━━━ PROVIDED RECORDS

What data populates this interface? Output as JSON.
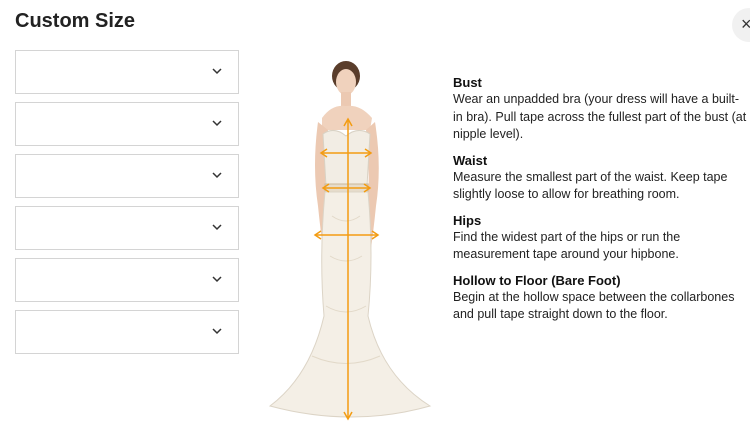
{
  "dialog": {
    "title": "Custom Size",
    "close_label": "×"
  },
  "selects": [
    {
      "value": "",
      "icon": "chevron-down-icon"
    },
    {
      "value": "",
      "icon": "chevron-down-icon"
    },
    {
      "value": "",
      "icon": "chevron-down-icon"
    },
    {
      "value": "",
      "icon": "chevron-down-icon"
    },
    {
      "value": "",
      "icon": "chevron-down-icon"
    },
    {
      "value": "",
      "icon": "chevron-down-icon"
    }
  ],
  "guide": {
    "accent_color": "#f39c12",
    "sections": [
      {
        "heading": "Bust",
        "text": "Wear an unpadded bra (your dress will have a built-in bra). Pull tape across the fullest part of the bust (at nipple level)."
      },
      {
        "heading": "Waist",
        "text": "Measure the smallest part of the waist. Keep tape slightly loose to allow for breathing room."
      },
      {
        "heading": "Hips",
        "text": "Find the widest part of the hips or run the measurement tape around your hipbone."
      },
      {
        "heading": "Hollow to Floor (Bare Foot)",
        "text": "Begin at the hollow space between the collarbones and pull tape straight down to the floor."
      }
    ]
  }
}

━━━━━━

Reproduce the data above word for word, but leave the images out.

What data populates this interface? Output as JSON.
{
  "dialog": {
    "title": "Custom Size",
    "close_label": "×"
  },
  "selects": [
    {
      "value": "",
      "icon": "chevron-down-icon"
    },
    {
      "value": "",
      "icon": "chevron-down-icon"
    },
    {
      "value": "",
      "icon": "chevron-down-icon"
    },
    {
      "value": "",
      "icon": "chevron-down-icon"
    },
    {
      "value": "",
      "icon": "chevron-down-icon"
    },
    {
      "value": "",
      "icon": "chevron-down-icon"
    }
  ],
  "guide": {
    "accent_color": "#f39c12",
    "sections": [
      {
        "heading": "Bust",
        "text": "Wear an unpadded bra (your dress will have a built-in bra). Pull tape across the fullest part of the bust (at nipple level)."
      },
      {
        "heading": "Waist",
        "text": "Measure the smallest part of the waist. Keep tape slightly loose to allow for breathing room."
      },
      {
        "heading": "Hips",
        "text": "Find the widest part of the hips or run the measurement tape around your hipbone."
      },
      {
        "heading": "Hollow to Floor (Bare Foot)",
        "text": "Begin at the hollow space between the collarbones and pull tape straight down to the floor."
      }
    ]
  }
}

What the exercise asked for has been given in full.